__Work task__.
The data below should be repeated exactly and in full.

=== Section Start ===

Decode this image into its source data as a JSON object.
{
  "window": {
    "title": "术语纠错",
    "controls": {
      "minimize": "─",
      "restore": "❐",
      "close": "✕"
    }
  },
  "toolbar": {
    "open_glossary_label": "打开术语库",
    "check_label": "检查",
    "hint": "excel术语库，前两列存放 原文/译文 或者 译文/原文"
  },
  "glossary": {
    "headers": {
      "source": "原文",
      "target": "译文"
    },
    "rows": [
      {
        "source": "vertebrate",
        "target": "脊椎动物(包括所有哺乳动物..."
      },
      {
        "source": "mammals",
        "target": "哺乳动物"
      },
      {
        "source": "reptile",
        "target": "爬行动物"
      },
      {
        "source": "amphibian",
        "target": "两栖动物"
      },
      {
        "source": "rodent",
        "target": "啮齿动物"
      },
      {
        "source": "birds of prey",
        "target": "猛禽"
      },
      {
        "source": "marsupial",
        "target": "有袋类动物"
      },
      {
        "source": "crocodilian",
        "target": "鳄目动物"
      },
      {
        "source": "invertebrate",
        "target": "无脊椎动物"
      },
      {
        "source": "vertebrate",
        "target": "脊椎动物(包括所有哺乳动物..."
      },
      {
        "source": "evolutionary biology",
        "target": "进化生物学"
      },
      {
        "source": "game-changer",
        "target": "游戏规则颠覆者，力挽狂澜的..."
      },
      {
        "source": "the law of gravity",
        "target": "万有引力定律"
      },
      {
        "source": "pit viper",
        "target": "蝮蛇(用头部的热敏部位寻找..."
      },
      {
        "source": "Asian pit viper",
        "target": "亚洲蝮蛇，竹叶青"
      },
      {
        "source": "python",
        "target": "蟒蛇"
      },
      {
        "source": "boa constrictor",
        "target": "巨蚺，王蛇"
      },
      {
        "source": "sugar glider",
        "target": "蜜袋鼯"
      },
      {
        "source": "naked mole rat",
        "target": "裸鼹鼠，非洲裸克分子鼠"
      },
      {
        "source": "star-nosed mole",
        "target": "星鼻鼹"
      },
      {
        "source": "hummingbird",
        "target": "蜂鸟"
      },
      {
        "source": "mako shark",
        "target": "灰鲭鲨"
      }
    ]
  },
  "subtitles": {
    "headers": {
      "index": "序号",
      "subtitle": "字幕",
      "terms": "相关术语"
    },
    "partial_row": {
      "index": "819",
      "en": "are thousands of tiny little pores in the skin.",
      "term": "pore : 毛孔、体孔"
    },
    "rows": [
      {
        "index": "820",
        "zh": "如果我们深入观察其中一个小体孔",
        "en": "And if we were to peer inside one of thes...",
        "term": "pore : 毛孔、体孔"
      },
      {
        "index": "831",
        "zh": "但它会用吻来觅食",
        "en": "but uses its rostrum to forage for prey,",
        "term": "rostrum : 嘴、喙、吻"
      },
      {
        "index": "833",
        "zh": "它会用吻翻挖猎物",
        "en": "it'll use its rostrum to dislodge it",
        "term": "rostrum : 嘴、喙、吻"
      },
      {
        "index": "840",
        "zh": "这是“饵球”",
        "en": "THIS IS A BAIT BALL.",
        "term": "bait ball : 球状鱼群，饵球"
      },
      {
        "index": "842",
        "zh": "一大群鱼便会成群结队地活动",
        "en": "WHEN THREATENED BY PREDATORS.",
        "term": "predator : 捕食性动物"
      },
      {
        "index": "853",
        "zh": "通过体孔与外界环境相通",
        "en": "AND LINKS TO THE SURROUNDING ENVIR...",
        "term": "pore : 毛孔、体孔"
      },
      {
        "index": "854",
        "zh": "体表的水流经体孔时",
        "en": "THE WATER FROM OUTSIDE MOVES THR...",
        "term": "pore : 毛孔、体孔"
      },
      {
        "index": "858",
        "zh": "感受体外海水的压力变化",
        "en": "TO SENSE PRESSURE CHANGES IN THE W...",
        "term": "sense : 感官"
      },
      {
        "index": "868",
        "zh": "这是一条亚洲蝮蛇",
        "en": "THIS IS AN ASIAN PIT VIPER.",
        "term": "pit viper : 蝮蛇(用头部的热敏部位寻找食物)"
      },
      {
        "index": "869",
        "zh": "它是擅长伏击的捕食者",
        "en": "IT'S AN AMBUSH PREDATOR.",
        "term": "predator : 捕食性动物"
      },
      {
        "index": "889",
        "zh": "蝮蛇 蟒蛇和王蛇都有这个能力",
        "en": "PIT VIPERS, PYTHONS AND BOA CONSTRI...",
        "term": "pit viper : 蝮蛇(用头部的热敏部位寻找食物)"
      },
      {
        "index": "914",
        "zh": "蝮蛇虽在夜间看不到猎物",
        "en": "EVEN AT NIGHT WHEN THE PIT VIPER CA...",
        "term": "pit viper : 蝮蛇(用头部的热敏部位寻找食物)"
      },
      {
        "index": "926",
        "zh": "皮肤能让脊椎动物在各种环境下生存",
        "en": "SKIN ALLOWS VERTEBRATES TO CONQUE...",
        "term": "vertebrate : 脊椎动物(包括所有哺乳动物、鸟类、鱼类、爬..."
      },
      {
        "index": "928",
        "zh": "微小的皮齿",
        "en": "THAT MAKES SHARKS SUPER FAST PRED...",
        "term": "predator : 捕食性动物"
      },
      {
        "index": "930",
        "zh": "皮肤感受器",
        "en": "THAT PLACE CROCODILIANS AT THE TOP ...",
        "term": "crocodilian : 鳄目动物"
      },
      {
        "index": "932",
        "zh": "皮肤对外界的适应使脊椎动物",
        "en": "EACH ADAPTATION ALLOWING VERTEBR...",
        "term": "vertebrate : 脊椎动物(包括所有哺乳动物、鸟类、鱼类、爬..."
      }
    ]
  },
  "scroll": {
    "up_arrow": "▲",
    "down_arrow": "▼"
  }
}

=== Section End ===

__Task answer__.
Decode this image into its source data as a JSON object.
{
  "window": {
    "title": "术语纠错",
    "controls": {
      "minimize": "─",
      "restore": "❐",
      "close": "✕"
    }
  },
  "toolbar": {
    "open_glossary_label": "打开术语库",
    "check_label": "检查",
    "hint": "excel术语库，前两列存放 原文/译文 或者 译文/原文"
  },
  "glossary": {
    "headers": {
      "source": "原文",
      "target": "译文"
    },
    "rows": [
      {
        "source": "vertebrate",
        "target": "脊椎动物(包括所有哺乳动物..."
      },
      {
        "source": "mammals",
        "target": "哺乳动物"
      },
      {
        "source": "reptile",
        "target": "爬行动物"
      },
      {
        "source": "amphibian",
        "target": "两栖动物"
      },
      {
        "source": "rodent",
        "target": "啮齿动物"
      },
      {
        "source": "birds of prey",
        "target": "猛禽"
      },
      {
        "source": "marsupial",
        "target": "有袋类动物"
      },
      {
        "source": "crocodilian",
        "target": "鳄目动物"
      },
      {
        "source": "invertebrate",
        "target": "无脊椎动物"
      },
      {
        "source": "vertebrate",
        "target": "脊椎动物(包括所有哺乳动物..."
      },
      {
        "source": "evolutionary biology",
        "target": "进化生物学"
      },
      {
        "source": "game-changer",
        "target": "游戏规则颠覆者，力挽狂澜的..."
      },
      {
        "source": "the law of gravity",
        "target": "万有引力定律"
      },
      {
        "source": "pit viper",
        "target": "蝮蛇(用头部的热敏部位寻找..."
      },
      {
        "source": "Asian pit viper",
        "target": "亚洲蝮蛇，竹叶青"
      },
      {
        "source": "python",
        "target": "蟒蛇"
      },
      {
        "source": "boa constrictor",
        "target": "巨蚺，王蛇"
      },
      {
        "source": "sugar glider",
        "target": "蜜袋鼯"
      },
      {
        "source": "naked mole rat",
        "target": "裸鼹鼠，非洲裸克分子鼠"
      },
      {
        "source": "star-nosed mole",
        "target": "星鼻鼹"
      },
      {
        "source": "hummingbird",
        "target": "蜂鸟"
      },
      {
        "source": "mako shark",
        "target": "灰鲭鲨"
      }
    ]
  },
  "subtitles": {
    "headers": {
      "index": "序号",
      "subtitle": "字幕",
      "terms": "相关术语"
    },
    "partial_row": {
      "index": "819",
      "en": "are thousands of tiny little pores in the skin.",
      "term": "pore : 毛孔、体孔"
    },
    "rows": [
      {
        "index": "820",
        "zh": "如果我们深入观察其中一个小体孔",
        "en": "And if we were to peer inside one of thes...",
        "term": "pore : 毛孔、体孔"
      },
      {
        "index": "831",
        "zh": "但它会用吻来觅食",
        "en": "but uses its rostrum to forage for prey,",
        "term": "rostrum : 嘴、喙、吻"
      },
      {
        "index": "833",
        "zh": "它会用吻翻挖猎物",
        "en": "it'll use its rostrum to dislodge it",
        "term": "rostrum : 嘴、喙、吻"
      },
      {
        "index": "840",
        "zh": "这是“饵球”",
        "en": "THIS IS A BAIT BALL.",
        "term": "bait ball : 球状鱼群，饵球"
      },
      {
        "index": "842",
        "zh": "一大群鱼便会成群结队地活动",
        "en": "WHEN THREATENED BY PREDATORS.",
        "term": "predator : 捕食性动物"
      },
      {
        "index": "853",
        "zh": "通过体孔与外界环境相通",
        "en": "AND LINKS TO THE SURROUNDING ENVIR...",
        "term": "pore : 毛孔、体孔"
      },
      {
        "index": "854",
        "zh": "体表的水流经体孔时",
        "en": "THE WATER FROM OUTSIDE MOVES THR...",
        "term": "pore : 毛孔、体孔"
      },
      {
        "index": "858",
        "zh": "感受体外海水的压力变化",
        "en": "TO SENSE PRESSURE CHANGES IN THE W...",
        "term": "sense : 感官"
      },
      {
        "index": "868",
        "zh": "这是一条亚洲蝮蛇",
        "en": "THIS IS AN ASIAN PIT VIPER.",
        "term": "pit viper : 蝮蛇(用头部的热敏部位寻找食物)"
      },
      {
        "index": "869",
        "zh": "它是擅长伏击的捕食者",
        "en": "IT'S AN AMBUSH PREDATOR.",
        "term": "predator : 捕食性动物"
      },
      {
        "index": "889",
        "zh": "蝮蛇 蟒蛇和王蛇都有这个能力",
        "en": "PIT VIPERS, PYTHONS AND BOA CONSTRI...",
        "term": "pit viper : 蝮蛇(用头部的热敏部位寻找食物)"
      },
      {
        "index": "914",
        "zh": "蝮蛇虽在夜间看不到猎物",
        "en": "EVEN AT NIGHT WHEN THE PIT VIPER CA...",
        "term": "pit viper : 蝮蛇(用头部的热敏部位寻找食物)"
      },
      {
        "index": "926",
        "zh": "皮肤能让脊椎动物在各种环境下生存",
        "en": "SKIN ALLOWS VERTEBRATES TO CONQUE...",
        "term": "vertebrate : 脊椎动物(包括所有哺乳动物、鸟类、鱼类、爬..."
      },
      {
        "index": "928",
        "zh": "微小的皮齿",
        "en": "THAT MAKES SHARKS SUPER FAST PRED...",
        "term": "predator : 捕食性动物"
      },
      {
        "index": "930",
        "zh": "皮肤感受器",
        "en": "THAT PLACE CROCODILIANS AT THE TOP ...",
        "term": "crocodilian : 鳄目动物"
      },
      {
        "index": "932",
        "zh": "皮肤对外界的适应使脊椎动物",
        "en": "EACH ADAPTATION ALLOWING VERTEBR...",
        "term": "vertebrate : 脊椎动物(包括所有哺乳动物、鸟类、鱼类、爬..."
      }
    ]
  },
  "scroll": {
    "up_arrow": "▲",
    "down_arrow": "▼"
  }
}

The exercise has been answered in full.